Richard McKinley, "Tennessee Trees," 2015, pastel over watercolor, 12 x 9 in., private collection, plein air

7 Tips for Greater Creative Expression

By Richard McKinley

  1. Learn the rules and then forget them. The rules in traditional painting are there to stop us from mak­ing innocent mistakes (never put anything in the center, never use pure black, never lead the viewer out of the painting). If artists didn’t break them, we would all paint alike. The key is to break the rules on purpose and make the painting work.
  2. Experiment with techniques. As an early mentor of mine said, “As long as you are not breaking an archival procedure, put together whatever mediums you need for the effect you desire: Be a bit of the educated mad scientist when it comes to painting.
  3. When painting en plein air, first and foremost, make yourself comfortable. Inspiration will come if you can relax and paint, without fighting the elements. Far too much time is lost in pursuit of the perfect subject matter.
  4. Remember that you’re making a painting, not a picture. Getting it right doesn’t always produce an artistic statement. No one receives an award for getting it right, and we shouldn’t need to title our paintings That Is the Way It Was.
  5. Stop your internal critic from only finding the mistakes. Instead, focus on what you think is work­ing. Let that guide what needs to be altered.
  6. Remind yourself that with pastel, you don’t have to be in a hurry. Wherever you stop, the painting will be quietly waiting there for your return.
  7. Playl It is just a piece of paper or canvas. Take a chance, make a mess, experiment. More will be gained from a failed attempt than a predictable outcome.

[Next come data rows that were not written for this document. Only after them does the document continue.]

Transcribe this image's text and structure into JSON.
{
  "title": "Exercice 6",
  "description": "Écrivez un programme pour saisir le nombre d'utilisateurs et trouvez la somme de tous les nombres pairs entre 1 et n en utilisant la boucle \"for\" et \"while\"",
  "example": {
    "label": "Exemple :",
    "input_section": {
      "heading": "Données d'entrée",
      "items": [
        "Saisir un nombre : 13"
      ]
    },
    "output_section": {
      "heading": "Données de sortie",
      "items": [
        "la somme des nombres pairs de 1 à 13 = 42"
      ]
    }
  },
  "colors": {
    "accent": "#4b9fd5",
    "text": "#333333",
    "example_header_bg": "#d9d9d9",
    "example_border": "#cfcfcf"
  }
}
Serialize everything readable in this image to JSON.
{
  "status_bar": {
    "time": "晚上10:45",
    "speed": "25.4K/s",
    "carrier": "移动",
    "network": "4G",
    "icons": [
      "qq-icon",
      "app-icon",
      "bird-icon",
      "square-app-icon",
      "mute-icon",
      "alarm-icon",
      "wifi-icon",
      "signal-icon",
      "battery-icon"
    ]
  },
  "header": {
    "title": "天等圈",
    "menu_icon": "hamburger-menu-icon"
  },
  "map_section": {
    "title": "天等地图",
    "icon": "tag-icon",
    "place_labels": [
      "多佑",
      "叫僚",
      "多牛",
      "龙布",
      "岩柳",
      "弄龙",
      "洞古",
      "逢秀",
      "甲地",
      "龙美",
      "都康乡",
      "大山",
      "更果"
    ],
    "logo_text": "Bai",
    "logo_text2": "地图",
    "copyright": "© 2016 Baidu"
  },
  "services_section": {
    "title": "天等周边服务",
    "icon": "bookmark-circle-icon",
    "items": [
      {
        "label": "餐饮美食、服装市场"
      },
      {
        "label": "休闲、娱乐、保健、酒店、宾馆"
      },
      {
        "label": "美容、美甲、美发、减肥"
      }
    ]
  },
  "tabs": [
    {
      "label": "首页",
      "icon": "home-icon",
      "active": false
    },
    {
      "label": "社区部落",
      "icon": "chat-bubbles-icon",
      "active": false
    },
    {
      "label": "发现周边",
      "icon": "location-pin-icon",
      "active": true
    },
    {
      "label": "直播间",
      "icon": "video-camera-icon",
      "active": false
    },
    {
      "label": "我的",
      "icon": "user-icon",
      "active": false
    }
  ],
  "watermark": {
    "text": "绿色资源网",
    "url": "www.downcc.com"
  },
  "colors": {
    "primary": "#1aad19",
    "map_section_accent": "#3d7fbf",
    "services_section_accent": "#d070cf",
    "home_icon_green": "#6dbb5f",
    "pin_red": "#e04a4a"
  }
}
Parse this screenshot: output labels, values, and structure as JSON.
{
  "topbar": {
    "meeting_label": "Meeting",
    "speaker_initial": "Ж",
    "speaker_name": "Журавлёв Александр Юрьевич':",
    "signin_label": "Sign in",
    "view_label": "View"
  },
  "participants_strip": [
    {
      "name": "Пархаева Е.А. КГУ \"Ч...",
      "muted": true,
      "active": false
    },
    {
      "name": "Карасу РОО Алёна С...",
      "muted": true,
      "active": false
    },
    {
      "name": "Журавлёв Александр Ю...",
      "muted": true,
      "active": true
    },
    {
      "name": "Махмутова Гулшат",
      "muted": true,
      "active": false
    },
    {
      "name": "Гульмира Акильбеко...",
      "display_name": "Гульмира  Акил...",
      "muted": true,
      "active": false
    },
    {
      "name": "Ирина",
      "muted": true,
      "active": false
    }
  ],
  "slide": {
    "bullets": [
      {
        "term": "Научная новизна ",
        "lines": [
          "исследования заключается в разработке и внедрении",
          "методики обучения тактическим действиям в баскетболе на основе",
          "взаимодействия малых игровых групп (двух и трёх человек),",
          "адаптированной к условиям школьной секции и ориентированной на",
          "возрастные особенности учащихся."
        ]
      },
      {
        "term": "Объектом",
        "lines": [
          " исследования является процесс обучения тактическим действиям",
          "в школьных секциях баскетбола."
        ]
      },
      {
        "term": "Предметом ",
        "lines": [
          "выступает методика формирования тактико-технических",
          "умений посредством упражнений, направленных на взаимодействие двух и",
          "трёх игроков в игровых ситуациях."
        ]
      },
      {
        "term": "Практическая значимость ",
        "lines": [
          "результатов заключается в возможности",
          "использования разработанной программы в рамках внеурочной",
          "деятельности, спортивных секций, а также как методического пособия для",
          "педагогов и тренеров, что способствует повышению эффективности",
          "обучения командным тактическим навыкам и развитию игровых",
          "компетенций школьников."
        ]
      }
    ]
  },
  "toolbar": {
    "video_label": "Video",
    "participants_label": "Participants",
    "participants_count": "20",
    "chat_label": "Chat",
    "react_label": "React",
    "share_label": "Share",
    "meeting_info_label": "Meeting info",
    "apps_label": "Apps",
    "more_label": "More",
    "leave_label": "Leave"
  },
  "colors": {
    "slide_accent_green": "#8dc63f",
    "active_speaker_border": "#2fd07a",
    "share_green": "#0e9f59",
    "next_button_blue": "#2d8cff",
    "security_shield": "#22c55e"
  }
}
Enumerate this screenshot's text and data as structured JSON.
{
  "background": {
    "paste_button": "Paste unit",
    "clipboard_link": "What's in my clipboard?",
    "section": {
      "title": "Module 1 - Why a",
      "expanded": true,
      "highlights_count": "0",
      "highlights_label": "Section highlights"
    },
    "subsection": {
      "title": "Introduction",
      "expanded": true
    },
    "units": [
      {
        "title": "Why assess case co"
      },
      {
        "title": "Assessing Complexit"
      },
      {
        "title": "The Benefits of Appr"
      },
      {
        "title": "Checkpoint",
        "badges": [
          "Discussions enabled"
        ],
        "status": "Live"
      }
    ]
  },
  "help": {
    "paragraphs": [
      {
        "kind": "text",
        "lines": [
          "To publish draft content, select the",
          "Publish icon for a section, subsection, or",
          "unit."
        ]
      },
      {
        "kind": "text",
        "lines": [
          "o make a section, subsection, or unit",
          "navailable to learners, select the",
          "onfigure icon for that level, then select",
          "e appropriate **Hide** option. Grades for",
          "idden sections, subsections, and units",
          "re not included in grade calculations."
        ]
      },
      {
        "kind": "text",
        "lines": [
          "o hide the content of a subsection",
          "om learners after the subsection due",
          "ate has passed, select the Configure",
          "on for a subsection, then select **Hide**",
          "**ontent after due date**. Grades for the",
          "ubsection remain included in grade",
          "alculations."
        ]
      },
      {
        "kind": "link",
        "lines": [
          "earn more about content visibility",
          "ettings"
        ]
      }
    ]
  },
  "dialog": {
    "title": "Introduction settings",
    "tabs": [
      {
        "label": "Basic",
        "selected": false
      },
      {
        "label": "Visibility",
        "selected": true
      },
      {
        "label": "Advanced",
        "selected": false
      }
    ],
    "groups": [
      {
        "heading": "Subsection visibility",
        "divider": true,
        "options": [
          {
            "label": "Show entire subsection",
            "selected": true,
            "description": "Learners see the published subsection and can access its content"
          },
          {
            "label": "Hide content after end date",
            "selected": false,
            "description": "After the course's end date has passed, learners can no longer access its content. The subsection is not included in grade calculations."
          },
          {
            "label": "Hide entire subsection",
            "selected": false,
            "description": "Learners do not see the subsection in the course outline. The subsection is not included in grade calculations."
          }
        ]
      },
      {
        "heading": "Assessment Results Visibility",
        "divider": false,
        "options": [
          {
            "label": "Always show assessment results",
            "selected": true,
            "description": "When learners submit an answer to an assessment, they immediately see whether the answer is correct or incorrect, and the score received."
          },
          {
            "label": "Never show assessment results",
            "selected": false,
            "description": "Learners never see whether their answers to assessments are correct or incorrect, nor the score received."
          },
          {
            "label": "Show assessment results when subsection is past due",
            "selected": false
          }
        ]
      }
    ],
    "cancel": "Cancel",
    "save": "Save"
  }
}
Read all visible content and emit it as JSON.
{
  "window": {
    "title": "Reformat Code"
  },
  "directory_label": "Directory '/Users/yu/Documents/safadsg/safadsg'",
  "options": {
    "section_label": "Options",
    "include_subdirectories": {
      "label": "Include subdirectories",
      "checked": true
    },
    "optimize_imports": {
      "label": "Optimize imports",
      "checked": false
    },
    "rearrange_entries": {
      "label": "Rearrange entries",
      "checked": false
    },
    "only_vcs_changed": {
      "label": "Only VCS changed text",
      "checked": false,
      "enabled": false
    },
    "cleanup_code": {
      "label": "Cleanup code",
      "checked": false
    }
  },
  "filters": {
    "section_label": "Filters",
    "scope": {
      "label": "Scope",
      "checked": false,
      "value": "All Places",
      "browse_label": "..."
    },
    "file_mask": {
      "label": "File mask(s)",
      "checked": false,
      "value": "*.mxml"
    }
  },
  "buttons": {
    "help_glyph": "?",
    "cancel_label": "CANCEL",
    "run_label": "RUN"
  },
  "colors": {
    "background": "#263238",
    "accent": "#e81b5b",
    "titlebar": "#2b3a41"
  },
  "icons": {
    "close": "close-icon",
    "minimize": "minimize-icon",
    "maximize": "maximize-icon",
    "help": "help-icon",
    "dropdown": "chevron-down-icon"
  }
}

Attention pastel artists! Accelerate your art skills in only three days by attending Pastel LIVE online, August 17-20, 2022:

Visit to find out all the amazing opportunities for artists through Streamline Publishing, including:
– Online art conferences such as Pastel Live and Plein Air Live
– New video workshops for artists
– Incredible art retreats
– Educational and fun art conventions, and much more.

Learn More

> Subscribe to Plein Air Today, a free newsletter for artists
> Subscribe to PleinAir Magazine so you never miss an issue


  1. Yeah! Someone agrees with me to let a painting speak for itself, rather than feeling compelled to “title” your art. Titles might have negative connotations to the viewer/potential buyer. Let a work of art speak to the viewer, by not biasing a viewer with a title.

  2. I use objective titles that simply tell what and/or where the subject is if it’s a landscape. If it’s a portrait, the title of the painting is the subject’s name…usually, just the first name.


Please enter your comment!
Please enter your name here